Thanks to the efforts of the Let's Remember Adam campaign, led by older brother Pierre Ranger, that young boy's face serves as a reminder to so many motorists who pay extra attention around school buses as their precious cargo embark and disembark at stops. But, Pierre says there is more to do to make sure every child gets home safely.
In memory of Adam, Pierre continues to advocate for school bus safety through the campaign and has made it his life's mission to prevent such a tragedy to afflict another family.
Adam's birthday was observed by his family and members of the organization on Thursday: "We all wonder what kind of young man he would be. This we will never know because someone did not STOP for the school bus and took Adam from us way too soon."
As schools opened in September 2022, there were some notable safety additions to school buses in Ontario. All buses are now mandated to be equipped with the eight-lamp amber-red warning system — meaning there is a new set of amber flashing lights at the top front and back of the school bus.
This move brought the province up to the standard across North America. Ranger and the Let's Remember Adam campaign played a large advocacy role in seeing the changes brought to fruition.
The focus has now shifted as the organization pushes to have another measure — stop-arm safety systems — installed on all school buses in the province.
"The power to have these systems installed is in the hands of the local municipalities, your mayors, and councillors," Ranger told local politicians in 2022. "The City of North Bay needs to make this change and needs to make their school buses safer."
Ranger made a virtual presentation to the previous council and outlined why the city should join the ranks of municipalities — like Mattawa — using stop-arm camera technology to identify those who do not stop for the school bus.
"I'm a huge supporter of anything that's going to make it safer to get children to and from school," stated Ranger then. "I've spent years trying to get drivers to understand the importance of stopping for the school bus with billboards, bumper stickers, and our message. Nothing seemed to work...but making them have to pay for not stopping for the school bus in a faster, more efficient way like these stop-arm cameras can do is a way we can get our message across."
Interested in learning more about the Let's Remember Adam stop-arm camera campaign? Click here.
Jean Souliere, the CEO of BusPatrol joined in on that virtual meeting to expand on Ranger's presentation regarding the technology. Mattawa was the first community in Ontario to have cameras on school buses collecting evidence for police. BusPatrol is free and available to any municipality. It is set up so the companies providing the cameras get their cut from the fines handed out to drivers.
Souliere presented supporting evidence of the effectiveness of the BusPatrol system. He explained offending drivers captured on camera and identified by their licence plates receive a letter with a link included. This link directs the driver to the video footage of the infraction. Presented with this evidence, Souliere said 95 per cent of drivers pay the fines without contesting them. He added, over a five-year period, BusPatrol data shows a 60 per cent reduction in violations.

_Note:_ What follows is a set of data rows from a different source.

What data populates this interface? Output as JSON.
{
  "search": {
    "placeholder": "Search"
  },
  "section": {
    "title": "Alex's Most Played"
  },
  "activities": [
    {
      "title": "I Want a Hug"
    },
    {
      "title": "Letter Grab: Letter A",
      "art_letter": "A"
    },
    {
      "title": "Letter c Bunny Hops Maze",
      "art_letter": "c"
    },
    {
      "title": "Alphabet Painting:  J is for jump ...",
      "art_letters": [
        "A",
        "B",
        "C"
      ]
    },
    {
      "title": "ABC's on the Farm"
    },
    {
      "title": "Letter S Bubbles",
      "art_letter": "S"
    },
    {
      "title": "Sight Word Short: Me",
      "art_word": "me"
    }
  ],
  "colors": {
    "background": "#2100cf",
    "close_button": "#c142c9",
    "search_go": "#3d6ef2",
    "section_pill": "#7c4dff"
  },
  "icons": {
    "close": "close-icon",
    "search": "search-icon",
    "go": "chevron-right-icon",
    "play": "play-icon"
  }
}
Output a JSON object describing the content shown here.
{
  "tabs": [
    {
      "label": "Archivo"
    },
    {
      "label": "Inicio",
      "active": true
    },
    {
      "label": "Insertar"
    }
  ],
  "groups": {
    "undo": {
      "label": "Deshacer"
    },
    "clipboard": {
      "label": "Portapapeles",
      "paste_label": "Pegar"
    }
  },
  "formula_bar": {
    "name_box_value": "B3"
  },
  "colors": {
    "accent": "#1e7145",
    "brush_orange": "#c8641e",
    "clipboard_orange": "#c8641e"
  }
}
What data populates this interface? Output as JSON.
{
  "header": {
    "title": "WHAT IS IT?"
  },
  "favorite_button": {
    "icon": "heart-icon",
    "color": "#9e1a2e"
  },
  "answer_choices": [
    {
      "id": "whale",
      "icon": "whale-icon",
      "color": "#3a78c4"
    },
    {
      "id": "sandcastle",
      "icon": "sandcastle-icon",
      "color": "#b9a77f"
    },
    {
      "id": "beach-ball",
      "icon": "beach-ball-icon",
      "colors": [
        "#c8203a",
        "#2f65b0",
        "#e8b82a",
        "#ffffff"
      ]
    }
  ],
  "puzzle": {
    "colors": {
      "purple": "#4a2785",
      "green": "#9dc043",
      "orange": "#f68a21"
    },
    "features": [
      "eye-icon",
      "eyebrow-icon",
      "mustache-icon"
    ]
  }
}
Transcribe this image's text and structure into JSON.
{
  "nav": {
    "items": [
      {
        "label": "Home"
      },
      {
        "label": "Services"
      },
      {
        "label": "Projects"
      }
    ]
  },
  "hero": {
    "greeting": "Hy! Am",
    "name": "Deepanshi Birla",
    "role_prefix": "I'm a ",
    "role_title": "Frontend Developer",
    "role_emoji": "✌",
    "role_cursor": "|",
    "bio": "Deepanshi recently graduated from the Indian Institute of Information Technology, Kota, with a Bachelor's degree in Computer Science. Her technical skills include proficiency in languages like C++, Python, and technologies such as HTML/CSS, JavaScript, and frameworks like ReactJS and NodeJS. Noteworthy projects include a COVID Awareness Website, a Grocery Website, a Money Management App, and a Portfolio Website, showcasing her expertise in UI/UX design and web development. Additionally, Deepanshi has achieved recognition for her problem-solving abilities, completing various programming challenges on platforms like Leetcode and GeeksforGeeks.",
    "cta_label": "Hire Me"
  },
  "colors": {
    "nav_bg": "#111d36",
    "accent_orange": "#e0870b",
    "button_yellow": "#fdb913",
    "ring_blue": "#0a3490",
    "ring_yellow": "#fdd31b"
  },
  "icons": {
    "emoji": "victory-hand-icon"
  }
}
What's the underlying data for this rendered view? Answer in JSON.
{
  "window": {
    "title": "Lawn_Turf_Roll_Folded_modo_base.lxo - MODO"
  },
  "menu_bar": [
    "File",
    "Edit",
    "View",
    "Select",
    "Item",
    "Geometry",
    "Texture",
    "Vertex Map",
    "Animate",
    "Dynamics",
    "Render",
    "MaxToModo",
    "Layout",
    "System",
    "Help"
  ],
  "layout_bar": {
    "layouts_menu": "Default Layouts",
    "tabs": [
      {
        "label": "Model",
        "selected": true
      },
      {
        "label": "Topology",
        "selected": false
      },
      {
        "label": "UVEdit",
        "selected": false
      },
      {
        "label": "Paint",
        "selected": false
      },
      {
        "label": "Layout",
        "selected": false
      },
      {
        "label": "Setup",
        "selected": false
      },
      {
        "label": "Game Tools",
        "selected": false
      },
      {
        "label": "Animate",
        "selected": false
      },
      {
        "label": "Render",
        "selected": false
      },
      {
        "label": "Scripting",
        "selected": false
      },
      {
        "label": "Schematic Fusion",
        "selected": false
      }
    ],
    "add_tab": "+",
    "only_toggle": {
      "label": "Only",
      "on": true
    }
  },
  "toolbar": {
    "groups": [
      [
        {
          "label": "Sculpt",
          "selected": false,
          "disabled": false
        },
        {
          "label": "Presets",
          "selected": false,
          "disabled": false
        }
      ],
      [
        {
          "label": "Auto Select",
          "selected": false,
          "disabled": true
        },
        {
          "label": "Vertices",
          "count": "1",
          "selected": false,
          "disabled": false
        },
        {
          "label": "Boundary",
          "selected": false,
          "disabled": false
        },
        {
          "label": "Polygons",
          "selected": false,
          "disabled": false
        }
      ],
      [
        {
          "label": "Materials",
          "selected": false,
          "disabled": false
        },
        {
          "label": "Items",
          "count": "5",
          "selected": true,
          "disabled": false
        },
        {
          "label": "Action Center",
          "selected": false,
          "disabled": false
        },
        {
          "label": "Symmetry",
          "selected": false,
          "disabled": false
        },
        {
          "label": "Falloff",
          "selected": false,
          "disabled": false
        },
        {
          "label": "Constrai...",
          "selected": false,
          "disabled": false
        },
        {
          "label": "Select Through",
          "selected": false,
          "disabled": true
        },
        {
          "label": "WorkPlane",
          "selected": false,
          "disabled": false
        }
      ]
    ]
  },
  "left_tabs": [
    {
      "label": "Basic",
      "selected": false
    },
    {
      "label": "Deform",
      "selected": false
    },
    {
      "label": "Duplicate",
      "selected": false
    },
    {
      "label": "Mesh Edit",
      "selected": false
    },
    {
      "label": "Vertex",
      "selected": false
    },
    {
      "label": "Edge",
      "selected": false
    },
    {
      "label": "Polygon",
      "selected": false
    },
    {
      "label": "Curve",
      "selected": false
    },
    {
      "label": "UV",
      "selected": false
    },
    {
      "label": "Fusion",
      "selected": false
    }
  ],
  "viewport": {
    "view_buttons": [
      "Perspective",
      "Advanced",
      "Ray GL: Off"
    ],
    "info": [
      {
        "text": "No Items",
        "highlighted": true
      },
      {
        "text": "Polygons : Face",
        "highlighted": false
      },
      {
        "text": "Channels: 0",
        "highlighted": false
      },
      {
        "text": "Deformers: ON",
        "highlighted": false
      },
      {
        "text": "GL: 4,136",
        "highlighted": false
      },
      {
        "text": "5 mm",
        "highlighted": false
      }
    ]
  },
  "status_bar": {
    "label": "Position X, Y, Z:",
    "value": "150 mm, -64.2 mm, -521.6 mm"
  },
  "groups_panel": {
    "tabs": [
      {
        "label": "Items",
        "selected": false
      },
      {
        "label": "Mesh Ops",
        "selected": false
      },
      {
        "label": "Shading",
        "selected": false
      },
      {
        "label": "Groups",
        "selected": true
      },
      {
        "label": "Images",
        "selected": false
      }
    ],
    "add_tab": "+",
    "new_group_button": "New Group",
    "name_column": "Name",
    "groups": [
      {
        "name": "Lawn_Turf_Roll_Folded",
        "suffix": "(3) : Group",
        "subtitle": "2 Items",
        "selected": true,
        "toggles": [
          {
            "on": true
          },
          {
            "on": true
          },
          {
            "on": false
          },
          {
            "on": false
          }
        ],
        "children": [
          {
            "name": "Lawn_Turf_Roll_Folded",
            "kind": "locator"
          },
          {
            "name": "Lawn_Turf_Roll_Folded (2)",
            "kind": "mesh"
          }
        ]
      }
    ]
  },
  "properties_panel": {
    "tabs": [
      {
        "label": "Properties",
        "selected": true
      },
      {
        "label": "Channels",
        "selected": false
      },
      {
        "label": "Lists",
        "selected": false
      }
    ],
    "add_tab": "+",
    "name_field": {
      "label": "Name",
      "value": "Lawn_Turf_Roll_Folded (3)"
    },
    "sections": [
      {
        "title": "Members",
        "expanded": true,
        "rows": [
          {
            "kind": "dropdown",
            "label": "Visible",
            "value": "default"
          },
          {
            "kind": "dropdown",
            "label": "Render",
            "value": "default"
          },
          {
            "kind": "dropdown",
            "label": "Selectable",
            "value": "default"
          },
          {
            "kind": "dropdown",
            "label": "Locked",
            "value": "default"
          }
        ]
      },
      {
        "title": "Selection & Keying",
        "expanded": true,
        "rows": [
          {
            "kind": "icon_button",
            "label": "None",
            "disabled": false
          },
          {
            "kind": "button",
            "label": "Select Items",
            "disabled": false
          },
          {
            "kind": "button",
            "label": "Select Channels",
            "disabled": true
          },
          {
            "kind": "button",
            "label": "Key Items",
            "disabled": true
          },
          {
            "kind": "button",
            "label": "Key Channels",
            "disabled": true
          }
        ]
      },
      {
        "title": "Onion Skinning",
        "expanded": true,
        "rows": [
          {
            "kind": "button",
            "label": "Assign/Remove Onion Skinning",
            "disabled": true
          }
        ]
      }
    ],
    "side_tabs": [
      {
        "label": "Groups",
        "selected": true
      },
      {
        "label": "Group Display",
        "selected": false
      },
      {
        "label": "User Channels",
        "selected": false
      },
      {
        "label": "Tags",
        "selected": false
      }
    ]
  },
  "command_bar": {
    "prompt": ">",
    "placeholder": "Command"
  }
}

For the full presentation, click here.
According to studies, there are tens of thousands of instances of drivers not noticing or ignoring the warning lights with stop arms extended every day in Ontario. BusPatrol collects digital evidence in an efficient way that meets the standards police need to secure convictions and hold drivers accountable. The company forms a partnership with the bus consortium, the municipality, and the police service. Souliere said North Bay's inclusion could involve a video processing service operated locally or could tap into a remote service.
With files from Jeff Turl